(Interface dataset entries)
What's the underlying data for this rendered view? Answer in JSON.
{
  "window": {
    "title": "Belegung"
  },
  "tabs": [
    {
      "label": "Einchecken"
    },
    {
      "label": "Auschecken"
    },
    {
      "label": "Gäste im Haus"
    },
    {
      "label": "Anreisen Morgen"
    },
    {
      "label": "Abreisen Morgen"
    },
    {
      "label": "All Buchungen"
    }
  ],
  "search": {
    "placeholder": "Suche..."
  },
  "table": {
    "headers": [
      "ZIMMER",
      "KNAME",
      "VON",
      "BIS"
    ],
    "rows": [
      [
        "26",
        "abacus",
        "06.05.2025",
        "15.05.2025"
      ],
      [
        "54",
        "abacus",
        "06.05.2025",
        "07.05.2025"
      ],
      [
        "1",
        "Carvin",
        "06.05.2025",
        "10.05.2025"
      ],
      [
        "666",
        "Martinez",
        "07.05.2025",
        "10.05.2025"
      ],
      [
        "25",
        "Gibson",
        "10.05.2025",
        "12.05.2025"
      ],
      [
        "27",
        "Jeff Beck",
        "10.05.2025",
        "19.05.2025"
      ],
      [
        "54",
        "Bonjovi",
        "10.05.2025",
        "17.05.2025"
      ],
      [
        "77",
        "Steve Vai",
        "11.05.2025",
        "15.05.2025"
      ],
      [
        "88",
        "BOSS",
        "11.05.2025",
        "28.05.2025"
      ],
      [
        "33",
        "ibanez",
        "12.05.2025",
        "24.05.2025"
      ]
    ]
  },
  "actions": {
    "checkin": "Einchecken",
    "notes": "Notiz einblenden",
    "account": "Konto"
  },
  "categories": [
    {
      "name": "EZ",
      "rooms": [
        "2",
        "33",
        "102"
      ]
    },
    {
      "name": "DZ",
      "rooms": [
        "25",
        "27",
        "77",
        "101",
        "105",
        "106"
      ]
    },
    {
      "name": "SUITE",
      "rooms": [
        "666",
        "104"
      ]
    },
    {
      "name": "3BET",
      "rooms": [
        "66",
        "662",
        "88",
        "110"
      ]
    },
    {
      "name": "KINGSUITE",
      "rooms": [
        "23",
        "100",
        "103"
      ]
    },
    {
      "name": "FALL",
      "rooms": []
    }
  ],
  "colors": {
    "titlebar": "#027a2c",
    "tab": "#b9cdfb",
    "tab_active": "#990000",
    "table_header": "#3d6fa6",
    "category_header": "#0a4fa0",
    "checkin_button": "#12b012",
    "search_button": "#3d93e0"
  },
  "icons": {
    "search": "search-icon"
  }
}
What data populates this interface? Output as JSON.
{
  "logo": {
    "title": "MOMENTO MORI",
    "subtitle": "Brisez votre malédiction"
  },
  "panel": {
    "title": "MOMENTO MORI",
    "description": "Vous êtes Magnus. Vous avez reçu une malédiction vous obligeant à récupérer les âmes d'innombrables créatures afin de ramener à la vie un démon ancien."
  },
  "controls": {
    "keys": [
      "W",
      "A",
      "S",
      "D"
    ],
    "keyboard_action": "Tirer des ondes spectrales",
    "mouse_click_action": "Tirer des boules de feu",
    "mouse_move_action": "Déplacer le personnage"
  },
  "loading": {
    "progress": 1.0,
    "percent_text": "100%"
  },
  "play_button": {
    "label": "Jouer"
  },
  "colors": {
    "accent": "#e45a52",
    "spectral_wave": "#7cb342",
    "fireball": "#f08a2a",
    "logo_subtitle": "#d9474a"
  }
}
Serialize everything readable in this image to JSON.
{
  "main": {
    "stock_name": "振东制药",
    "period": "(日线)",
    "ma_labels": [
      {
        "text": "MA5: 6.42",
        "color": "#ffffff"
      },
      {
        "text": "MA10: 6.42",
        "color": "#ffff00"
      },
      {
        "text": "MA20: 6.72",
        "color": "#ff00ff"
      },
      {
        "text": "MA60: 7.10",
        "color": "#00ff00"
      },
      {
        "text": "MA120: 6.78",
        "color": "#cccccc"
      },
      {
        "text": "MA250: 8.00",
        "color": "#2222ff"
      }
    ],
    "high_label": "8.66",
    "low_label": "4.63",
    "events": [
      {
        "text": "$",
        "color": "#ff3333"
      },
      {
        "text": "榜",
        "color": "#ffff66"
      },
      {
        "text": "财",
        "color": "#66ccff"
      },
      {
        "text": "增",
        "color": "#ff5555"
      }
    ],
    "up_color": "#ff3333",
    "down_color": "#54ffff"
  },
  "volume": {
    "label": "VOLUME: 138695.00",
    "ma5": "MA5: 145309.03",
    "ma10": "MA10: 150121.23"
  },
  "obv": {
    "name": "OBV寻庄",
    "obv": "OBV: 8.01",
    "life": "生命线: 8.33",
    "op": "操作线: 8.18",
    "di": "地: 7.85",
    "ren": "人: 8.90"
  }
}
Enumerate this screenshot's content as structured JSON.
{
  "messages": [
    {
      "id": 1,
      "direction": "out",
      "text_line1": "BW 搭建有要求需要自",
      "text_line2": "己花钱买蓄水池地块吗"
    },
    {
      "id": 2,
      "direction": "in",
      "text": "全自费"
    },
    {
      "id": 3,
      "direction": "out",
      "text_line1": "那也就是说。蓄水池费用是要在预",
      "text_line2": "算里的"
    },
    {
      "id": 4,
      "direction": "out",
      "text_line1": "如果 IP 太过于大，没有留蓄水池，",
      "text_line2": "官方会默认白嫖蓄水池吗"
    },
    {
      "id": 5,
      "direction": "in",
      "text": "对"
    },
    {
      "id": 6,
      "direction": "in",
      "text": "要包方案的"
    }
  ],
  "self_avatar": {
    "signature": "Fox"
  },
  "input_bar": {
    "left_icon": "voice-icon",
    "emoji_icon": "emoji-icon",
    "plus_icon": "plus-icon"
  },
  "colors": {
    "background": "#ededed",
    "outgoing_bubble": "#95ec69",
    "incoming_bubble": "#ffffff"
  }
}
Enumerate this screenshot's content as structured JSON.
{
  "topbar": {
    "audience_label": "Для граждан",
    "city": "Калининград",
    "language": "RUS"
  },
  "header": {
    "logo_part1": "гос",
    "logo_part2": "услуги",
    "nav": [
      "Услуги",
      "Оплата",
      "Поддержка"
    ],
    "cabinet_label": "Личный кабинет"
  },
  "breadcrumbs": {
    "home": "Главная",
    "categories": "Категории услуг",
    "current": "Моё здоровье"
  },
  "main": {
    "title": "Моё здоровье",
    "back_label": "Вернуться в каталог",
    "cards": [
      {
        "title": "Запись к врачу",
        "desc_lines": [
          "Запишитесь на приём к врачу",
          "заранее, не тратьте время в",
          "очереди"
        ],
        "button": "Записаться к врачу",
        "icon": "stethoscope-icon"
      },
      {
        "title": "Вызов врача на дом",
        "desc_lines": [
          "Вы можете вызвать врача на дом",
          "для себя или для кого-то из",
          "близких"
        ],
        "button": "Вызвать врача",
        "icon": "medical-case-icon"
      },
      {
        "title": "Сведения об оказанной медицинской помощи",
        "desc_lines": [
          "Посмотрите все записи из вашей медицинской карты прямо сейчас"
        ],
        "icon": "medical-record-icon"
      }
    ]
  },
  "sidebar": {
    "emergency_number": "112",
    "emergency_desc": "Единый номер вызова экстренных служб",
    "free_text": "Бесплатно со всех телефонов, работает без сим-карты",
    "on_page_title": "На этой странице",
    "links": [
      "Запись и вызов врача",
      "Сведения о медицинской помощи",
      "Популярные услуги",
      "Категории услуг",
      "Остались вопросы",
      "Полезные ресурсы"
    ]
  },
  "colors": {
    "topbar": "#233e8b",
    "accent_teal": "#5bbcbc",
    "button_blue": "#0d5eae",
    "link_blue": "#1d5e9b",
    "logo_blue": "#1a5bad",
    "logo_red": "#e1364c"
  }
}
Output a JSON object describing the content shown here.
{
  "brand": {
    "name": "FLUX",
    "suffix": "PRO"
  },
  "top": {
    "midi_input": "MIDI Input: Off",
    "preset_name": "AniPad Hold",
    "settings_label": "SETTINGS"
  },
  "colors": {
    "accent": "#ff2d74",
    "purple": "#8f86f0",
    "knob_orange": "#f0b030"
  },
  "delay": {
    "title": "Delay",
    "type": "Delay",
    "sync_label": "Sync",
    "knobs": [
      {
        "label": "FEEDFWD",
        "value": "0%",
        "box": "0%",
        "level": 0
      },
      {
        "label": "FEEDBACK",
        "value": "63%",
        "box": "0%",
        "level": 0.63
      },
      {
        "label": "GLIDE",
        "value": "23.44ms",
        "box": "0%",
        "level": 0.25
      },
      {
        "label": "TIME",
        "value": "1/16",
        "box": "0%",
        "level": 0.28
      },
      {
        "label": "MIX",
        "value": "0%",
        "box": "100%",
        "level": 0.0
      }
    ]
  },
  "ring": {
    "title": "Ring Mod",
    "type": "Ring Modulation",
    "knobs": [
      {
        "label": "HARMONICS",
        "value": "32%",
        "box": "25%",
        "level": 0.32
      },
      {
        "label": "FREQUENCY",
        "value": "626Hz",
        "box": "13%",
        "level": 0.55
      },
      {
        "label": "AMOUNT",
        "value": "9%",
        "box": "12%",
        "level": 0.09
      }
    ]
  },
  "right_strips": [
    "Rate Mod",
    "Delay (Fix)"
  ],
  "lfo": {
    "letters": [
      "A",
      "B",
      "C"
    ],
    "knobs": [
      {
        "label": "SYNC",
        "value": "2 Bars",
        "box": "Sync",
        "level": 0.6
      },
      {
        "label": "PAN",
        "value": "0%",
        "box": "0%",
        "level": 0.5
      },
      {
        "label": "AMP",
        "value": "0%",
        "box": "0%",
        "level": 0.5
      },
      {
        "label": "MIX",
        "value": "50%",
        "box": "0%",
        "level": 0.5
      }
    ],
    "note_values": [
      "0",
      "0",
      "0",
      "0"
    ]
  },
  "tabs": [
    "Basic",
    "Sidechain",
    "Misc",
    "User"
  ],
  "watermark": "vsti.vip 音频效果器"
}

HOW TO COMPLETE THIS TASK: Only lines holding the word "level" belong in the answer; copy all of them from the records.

WORKED SOLUTION:
        "level": 0
        "level": 0.63
        "level": 0.25
        "level": 0.28
        "level": 0.0
        "level": 0.32
        "level": 0.55
        "level": 0.09
        "level": 0.6
        "level": 0.5
        "level": 0.5
        "level": 0.5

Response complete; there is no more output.